Moreover, beyond just collecting words, understanding their usage contexts and nuances is key to becoming fluent in Japanese. Language learning is not just about memorization but also about grasping the subtle meanings and cultural connotations that words carry in different situations.


Once you have a strong foundation in kanji and vocabulary, the next logical step is tackling Japanese grammar. The key philosophy here is to leverage your existing knowledge—aim to understand at least 80% of any new grammar concept or sentence structure before diving into detailed study. This approach minimizes frustration and optimizes learning efficiency.

Choosing a beginner's Japanese textbook or program that aligns with your learning style is paramount at this stage. Textbooks provide structured lessons that build upon your existing knowledge, making the learning process smoother and more engaging. Whether you opt for a traditional textbook or prefer a self-designed program, the goal remains the same: to solidify grammar fundamentals that will pave the way for fluency.

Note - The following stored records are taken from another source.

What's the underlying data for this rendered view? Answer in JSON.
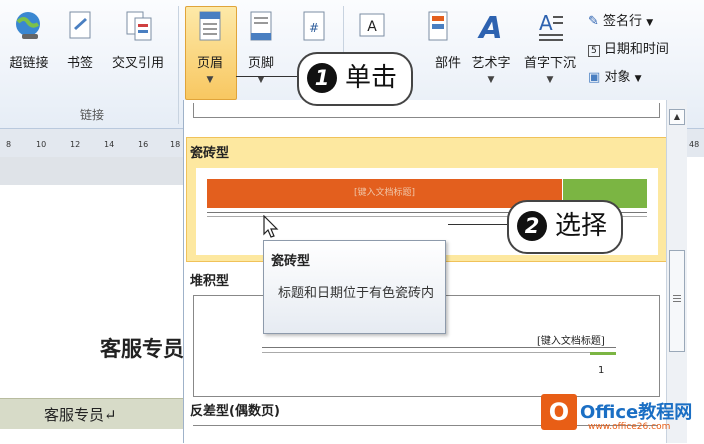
{
  "ribbon": {
    "buttons": [
      {
        "label": "超链接",
        "icon": "globe-link-icon"
      },
      {
        "label": "书签",
        "icon": "bookmark-icon"
      },
      {
        "label": "交叉引用",
        "icon": "cross-reference-icon"
      },
      {
        "label": "页眉",
        "icon": "header-icon",
        "pressed": true
      },
      {
        "label": "页脚",
        "icon": "footer-icon"
      },
      {
        "label": "部件",
        "icon": "quick-parts-icon"
      },
      {
        "label": "艺术字",
        "icon": "wordart-icon"
      },
      {
        "label": "首字下沉",
        "icon": "drop-cap-icon"
      }
    ],
    "small_buttons": [
      "签名行",
      "日期和时间",
      "对象"
    ],
    "group_label": "链接"
  },
  "ruler": {
    "ticks": [
      "8",
      "10",
      "12",
      "14",
      "16",
      "18"
    ],
    "right_tick": "48"
  },
  "document": {
    "heading": "客服专员",
    "footer": "客服专员↵"
  },
  "gallery": {
    "sections": {
      "tile": "瓷砖型",
      "stacked": "堆积型",
      "contrast": "反差型(偶数页)"
    },
    "tile_placeholder": "[键入文档标题]",
    "stacked_placeholder": "[键入文档标题]",
    "stacked_page_number": "1"
  },
  "tooltip": {
    "title": "瓷砖型",
    "description": "标题和日期位于有色瓷砖内"
  },
  "callouts": [
    {
      "number": "1",
      "text": "单击"
    },
    {
      "number": "2",
      "text": "选择"
    }
  ],
  "watermark": {
    "brand": "Office教程网",
    "url": "www.office26.com",
    "logo_letter": "O"
  },
  "colors": {
    "tile_orange": "#e35f1e",
    "tile_green": "#7bb543",
    "selection": "#fde8a0",
    "brand_blue": "#1b6fc4"
  }
}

Furthermore, immersing yourself in Japanese media and culture can greatly enhance your grasp of grammar. Watching Japanese movies, anime, or listening to music not only exposes you to colloquial expressions but also helps internalize grammar structures in natural contexts. This multimedia approach complements textbook learning by reinforcing theoretical knowledge with real-world usage.


For those inclined towards independent study, learning Japanese grammar without a formal textbook is also a viable option. Armed with a robust vocabulary and kanji base, self-directed learners can explore grammar concepts through diverse resources and cross-referencing multiple explanations to deepen understanding.

However, maintaining discipline and consistency is key when pursuing this path. Establishing measurable goals and tracking progress diligently ensures steady advancement in grammar proficiency. Additionally, engaging with online communities or language exchange partners can provide valuable feedback and support in navigating complex grammar concepts independently.


Transitioning from beginner to intermediate level in Japanese is a critical phase where many learners face challenges. It's here that the initial enthusiasm may wane as the complexity of the language increases. However, with a solid foundation in kanji, vocabulary, and grammar, navigating this intermediate stage becomes more manageable.

At this juncture, expanding into intermediate-level materials and resources becomes crucial. This phase offers opportunities to refine your language skills through more nuanced grammar, complex sentence structures, and cultural nuances embedded within the language.

Exploring authentic Japanese literature and media at this stage not only deepens linguistic proficiency but also fosters cultural appreciation. Reading novels, watching Japanese TV dramas, or following Japanese news outlets exposes you to idiomatic expressions and contemporary language use, further honing your ability to comprehend and communicate effectively.

Learn Japanese Anytime with NativeCamp

NativeCamp offers unlimited Japanese conversation lessons, allowing students to engage freely and frequently to develop conversational skills naturally at a competitive cost per lesson. Their "Sudden Lesson" feature provides on-demand, reservation-free Japanese lessons 24/7, catering to flexible schedules and short time frames like breaks or before bedtime. The platform supports learning across devices, accommodating diverse lifestyles, while native Japanese speakers provide comprehensive support for mastering language skills, including pronunciation and accent refinement.


Learning Japanese is a journey that evolves from mastering basic kanji and vocabulary to navigating intricate grammar structures and cultural contexts. Whether you choose a structured textbook approach or opt for self-directed learning, maintaining a disciplined study routine and leveraging comprehensive resources will ultimately accelerate your proficiency.

Remember, each step forward, no matter how small, contributes to your overall progress. Embrace the challenges, celebrate the milestones, and enjoy the journey of discovering the richness of the Japanese language.